Bridging the needs of multiple income tax stakeholders
Income tax accounting continues to be a "leader in the clubhouse" on lists that no one wants to lead, such as the number of restatements and Sarbanes-Oxley material weaknesses. The topic continues to be a troublesome area for companies of all sizes.
The rules come from multiple sources, including recent changes in accounting and disclosure requirements. (See our In brief.) To "get it right" in this area, companies must seek advice about both financial accounting and technical tax rules. Often, more than one tax professional may need to be consulted to make sure the two areas are covered adequately. Simply put, no transaction is "complete" without comprehensively assessing the income tax accounting guidance.
What impacts should companies consider?
- Since income taxes cascade through virtually all transaction-related work streams, communication and coordination among financial reporting and income tax personnel is paramount to successful transaction integration.
- The ability to forecast a prospective effective tax rate post-acquisition, something considered to be a "must-have" by many tax directors, can be done only with appropriate consideration of the "day one" acquisition accounting impacts of income tax accounting.
What should companies do?
- Revisit the income tax accounting rules for business combinations. Even for those who have been active in the M&A space, these rules can prove challenging.
- Establish a plan on the front end of a transaction. Aim to integrate the acquired business into the company's overall income tax accounting policies and practices. This can been done only with a detailed understanding of the target company's current practices.
How PwC can help
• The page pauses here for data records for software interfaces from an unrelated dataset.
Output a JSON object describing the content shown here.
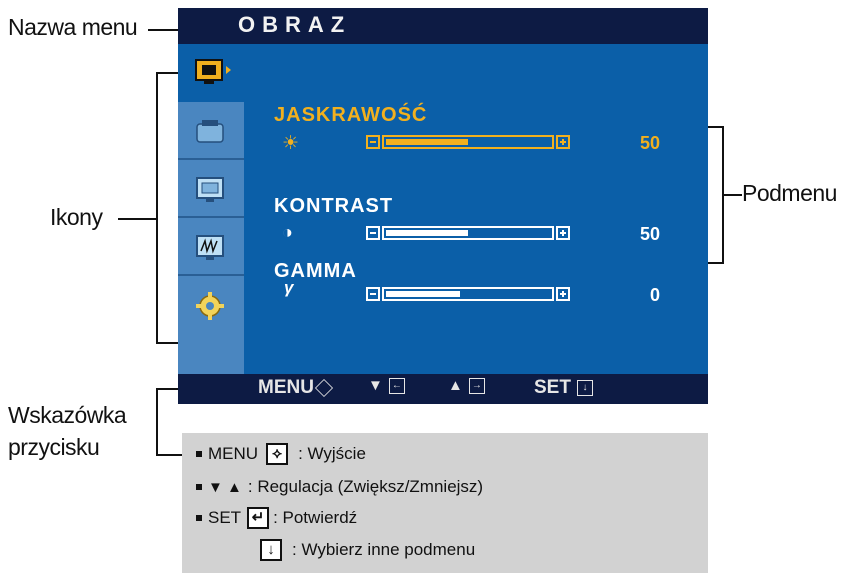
{
  "callouts": {
    "menu_name": "Nazwa menu",
    "icons": "Ikony",
    "submenu": "Podmenu",
    "button_hint_line1": "Wskazówka",
    "button_hint_line2": "przycisku"
  },
  "osd": {
    "title": "OBRAZ",
    "icons": [
      "monitor-picture-icon",
      "picture-settings-icon",
      "screen-position-icon",
      "tracking-icon",
      "gear-icon"
    ],
    "submenu": [
      {
        "label": "JASKRAWOŚĆ",
        "symbol": "☀",
        "value": "50",
        "level": 0.5,
        "color": "#f2b01e"
      },
      {
        "label": "KONTRAST",
        "symbol": "◑",
        "value": "50",
        "level": 0.5,
        "color": "#ffffff"
      },
      {
        "label": "GAMMA",
        "symbol": "γ",
        "value": "0",
        "level": 0.45,
        "color": "#ffffff"
      }
    ],
    "footer": {
      "menu": "MENU",
      "down": "▼",
      "up": "▲",
      "set": "SET"
    },
    "colors": {
      "bg": "#0b5fa8",
      "title_bar": "#0d1b44",
      "highlight": "#f2b01e"
    }
  },
  "hints": {
    "row1": {
      "key": "MENU",
      "text": ": Wyjście"
    },
    "row2": {
      "key": "▼ ▲",
      "text": ": Regulacja (Zwiększ/Zmniejsz)"
    },
    "row3": {
      "key": "SET",
      "text": ": Potwierdź"
    },
    "row4": {
      "text": ": Wybierz inne podmenu"
    }
  }
}
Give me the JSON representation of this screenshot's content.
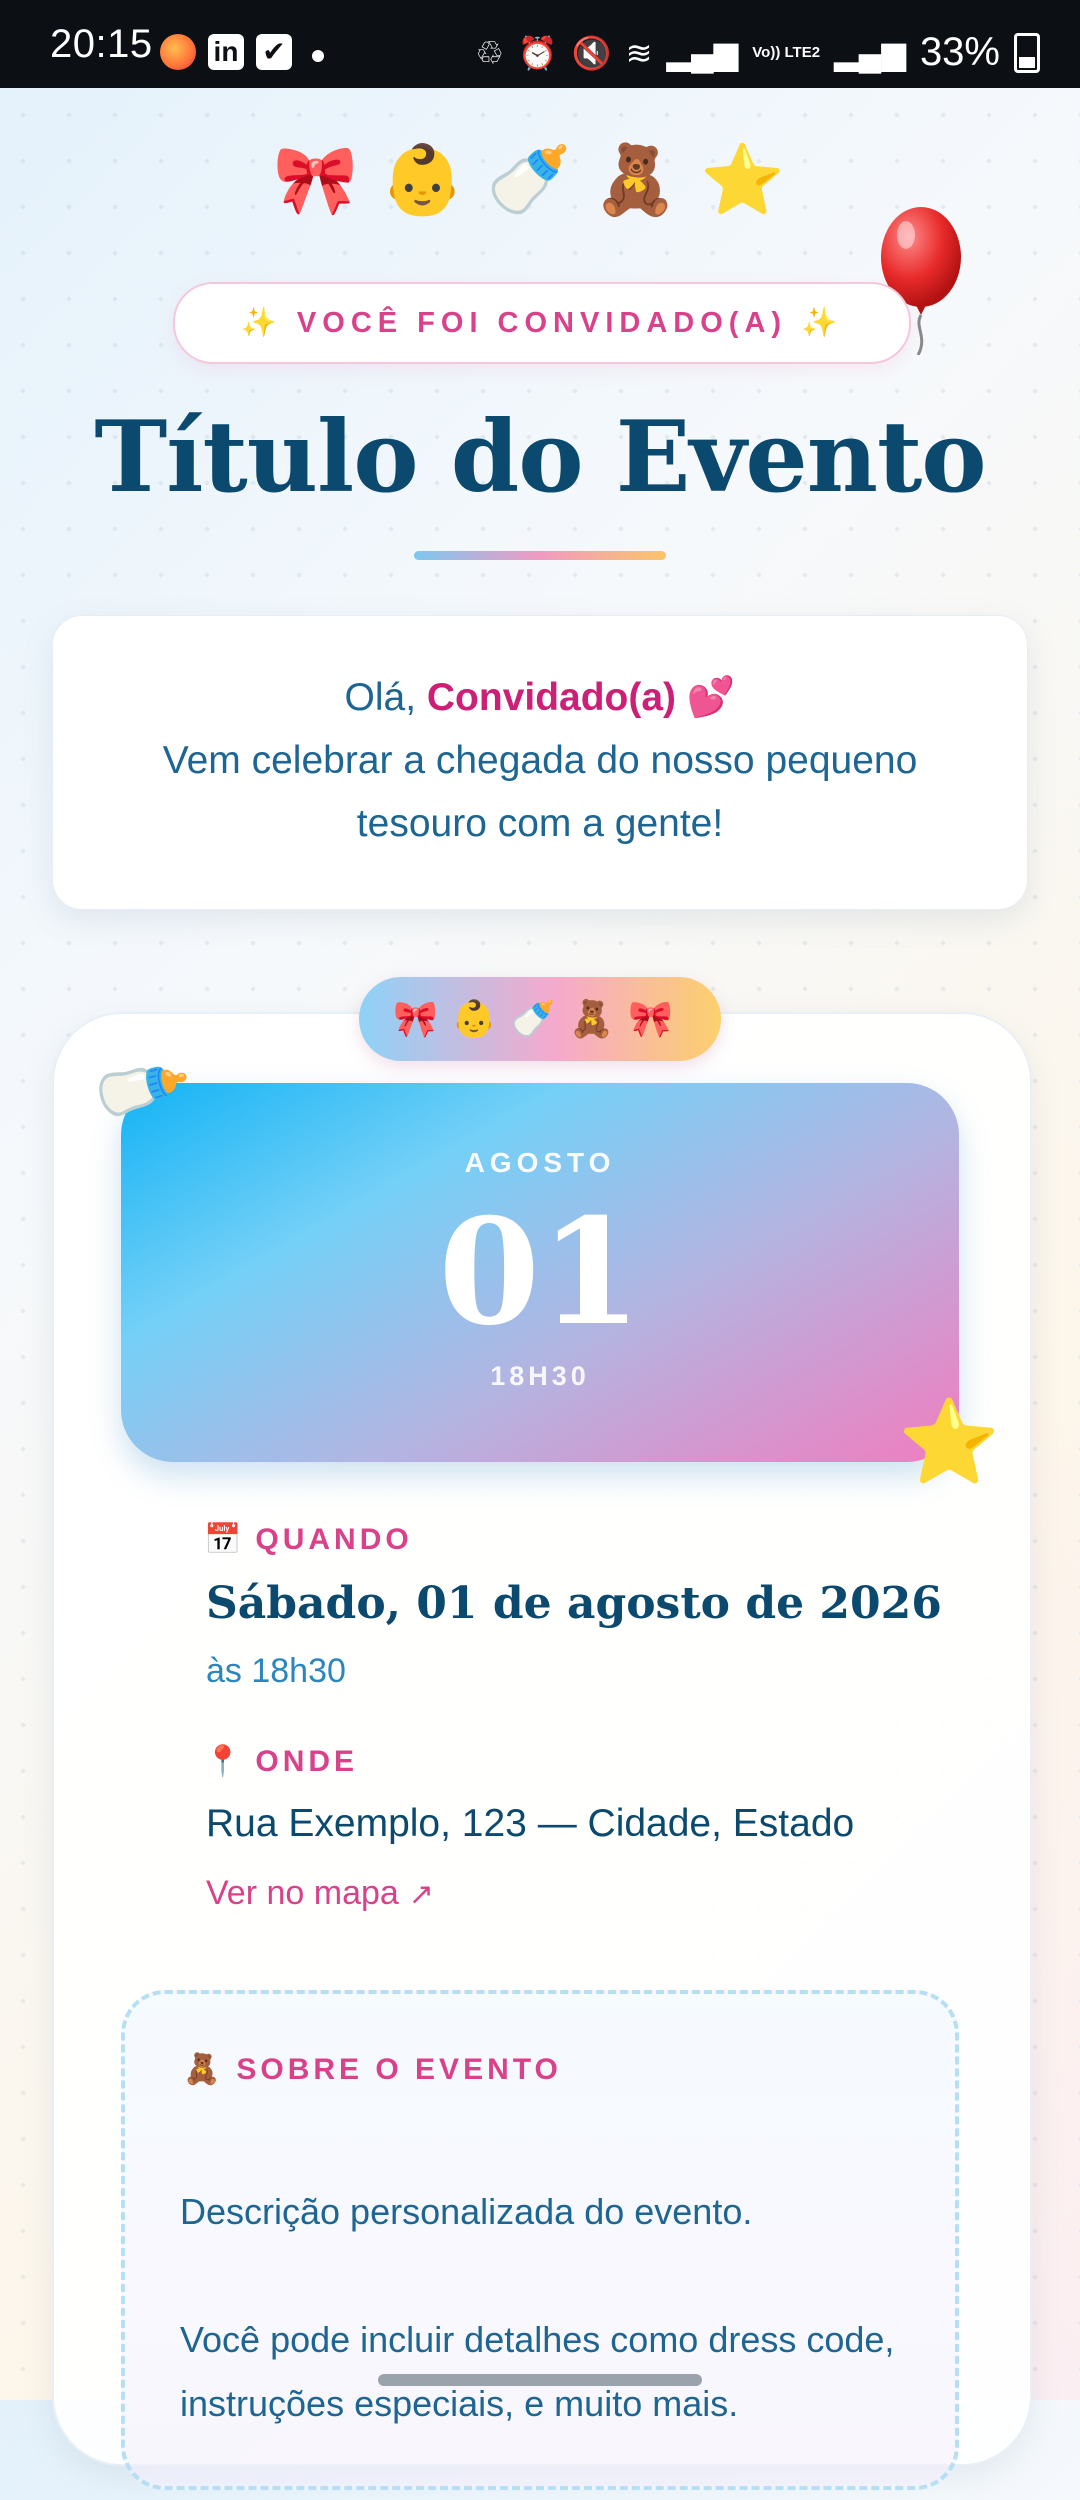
{
  "status_bar": {
    "time": "20:15",
    "battery": "33%",
    "network_label": "Vo)) LTE2"
  },
  "header": {
    "emojis": "🎀👶🍼🧸⭐",
    "invite_pill": "✨ VOCÊ FOI CONVIDADO(A) ✨",
    "title": "Título do Evento"
  },
  "greeting": {
    "hello": "Olá, ",
    "guest_name": "Convidado(a)",
    "heart": " 💕",
    "message": "Vem celebrar a chegada do nosso pequeno tesouro com a gente!"
  },
  "event_card": {
    "emoji_pill": "🎀👶🍼🧸🎀",
    "date": {
      "month": "AGOSTO",
      "day": "01",
      "time": "18H30"
    },
    "when": {
      "icon": "📅",
      "label": "QUANDO",
      "date": "Sábado, 01 de agosto de 2026",
      "time": "às 18h30"
    },
    "where": {
      "icon": "📍",
      "label": "ONDE",
      "address": "Rua Exemplo, 123 — Cidade, Estado",
      "map_link": "Ver no mapa",
      "map_arrow": "↗"
    },
    "about": {
      "icon": "🧸",
      "label": "SOBRE O EVENTO",
      "paragraphs": [
        "Descrição personalizada do evento.",
        "Você pode incluir detalhes como dress code, instruções especiais, e muito mais."
      ]
    }
  },
  "decorations": {
    "bottle": "🍼",
    "star": "⭐"
  },
  "colors": {
    "title": "#0b4a6e",
    "accent_pink": "#d9428a",
    "text_blue": "#1d6592"
  }
}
PwC is a trusted resource for helping companies navigate their income tax reporting challenges. Our knowledge of the taxing authorities’ review processes can help improve your tax reporting and disclosure practices. This support can also help you develop strategies to withstand regulatory scrutiny, anticipate potential areas of focus in future filings and meet constantly evolving expectations for clear and transparent tax reporting.